sla at ucolick.org
Wed Dec 24 00:58:56 EST 2008
On Tue 2008-12-23T20:08:06 -0800, Brian Garrett hath writ:
> examples of how the leap second
> to be thrust upon us next week is affecting list members' current
On-campus we have just suffered a backplane failure in the main disk
array server, followed by a complete shutdown of power to the building
last weekend, to be followed by a transfer from the grid to the local
generator next weekend. We're nowhere near at the .99999999 level
of reliability that we need to notice a leap second, there are a lot
of bigger issues, and we expect everything to be robust.
On-mountain we do not yet have the fully-robotic telescope which will
be driven by Windows-based software for which we won't have the source
code to tell whether it cares about leap seconds, the older telescopes
point only a little better than battleships, and the leap happens
while the sun is still up.
At Keck the leap happens so nearly at midday that the telescope
drive systems are often offline.
The most evident place for logging the leap would be if a calibration
exposure were in progress.

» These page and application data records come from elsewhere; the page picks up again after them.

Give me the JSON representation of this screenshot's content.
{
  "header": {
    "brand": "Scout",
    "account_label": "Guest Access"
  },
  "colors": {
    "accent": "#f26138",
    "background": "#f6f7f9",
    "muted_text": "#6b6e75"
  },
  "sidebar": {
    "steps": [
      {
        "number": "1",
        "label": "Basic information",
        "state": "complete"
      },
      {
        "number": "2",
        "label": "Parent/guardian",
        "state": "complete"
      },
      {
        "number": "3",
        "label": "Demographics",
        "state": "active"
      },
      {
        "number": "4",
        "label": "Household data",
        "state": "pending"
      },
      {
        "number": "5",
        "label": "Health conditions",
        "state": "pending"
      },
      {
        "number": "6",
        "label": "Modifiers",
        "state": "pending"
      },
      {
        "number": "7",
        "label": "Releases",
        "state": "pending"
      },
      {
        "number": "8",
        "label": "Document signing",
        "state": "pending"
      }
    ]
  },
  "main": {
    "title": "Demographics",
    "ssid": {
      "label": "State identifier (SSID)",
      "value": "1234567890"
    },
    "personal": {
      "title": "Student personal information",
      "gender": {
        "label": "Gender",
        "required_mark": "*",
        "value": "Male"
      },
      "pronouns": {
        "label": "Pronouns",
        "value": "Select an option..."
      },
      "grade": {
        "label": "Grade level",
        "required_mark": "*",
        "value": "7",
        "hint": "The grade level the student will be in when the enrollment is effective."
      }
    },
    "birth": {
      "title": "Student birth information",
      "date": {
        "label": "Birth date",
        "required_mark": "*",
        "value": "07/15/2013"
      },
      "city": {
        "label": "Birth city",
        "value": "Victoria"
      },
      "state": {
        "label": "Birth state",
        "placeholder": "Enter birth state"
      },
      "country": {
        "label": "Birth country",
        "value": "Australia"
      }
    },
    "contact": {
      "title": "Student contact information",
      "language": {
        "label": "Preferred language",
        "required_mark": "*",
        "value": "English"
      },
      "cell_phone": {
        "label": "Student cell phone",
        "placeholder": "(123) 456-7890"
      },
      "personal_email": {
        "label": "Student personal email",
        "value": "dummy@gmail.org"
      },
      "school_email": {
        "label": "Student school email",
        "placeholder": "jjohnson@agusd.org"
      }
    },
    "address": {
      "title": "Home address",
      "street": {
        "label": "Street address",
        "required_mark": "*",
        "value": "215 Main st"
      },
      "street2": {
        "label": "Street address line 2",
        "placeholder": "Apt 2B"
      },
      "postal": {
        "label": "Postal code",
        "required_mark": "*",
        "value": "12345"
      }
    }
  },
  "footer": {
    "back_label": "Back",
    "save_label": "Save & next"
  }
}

The recorded elapsed time would not match
the recorded start and end times, but this is common. None of the
instrument specifications demanded a means of precise shutter event
timing. The only such event systems in place are the ones that I've
retrofitted into the software, and the constraints of the other system
components mean that they can't guarantee one second accuracy.
In short, we took no precautions at the end of 2005, and we will take
none this year. I expect to be sitting with my girls listening to
WWV and WWVH.
Steve Allen <sla at ucolick.org> WGS-84 (GPS)
UCO/Lick Observatory Natural Sciences II, Room 165 Lat +36.99855
University of California Voice: +1 831 459 3046 Lng -122.06015
Santa Cruz, CA 95064 http://www.ucolick.org/~sla/ Hgt +250 m
More information about the LEAPSECS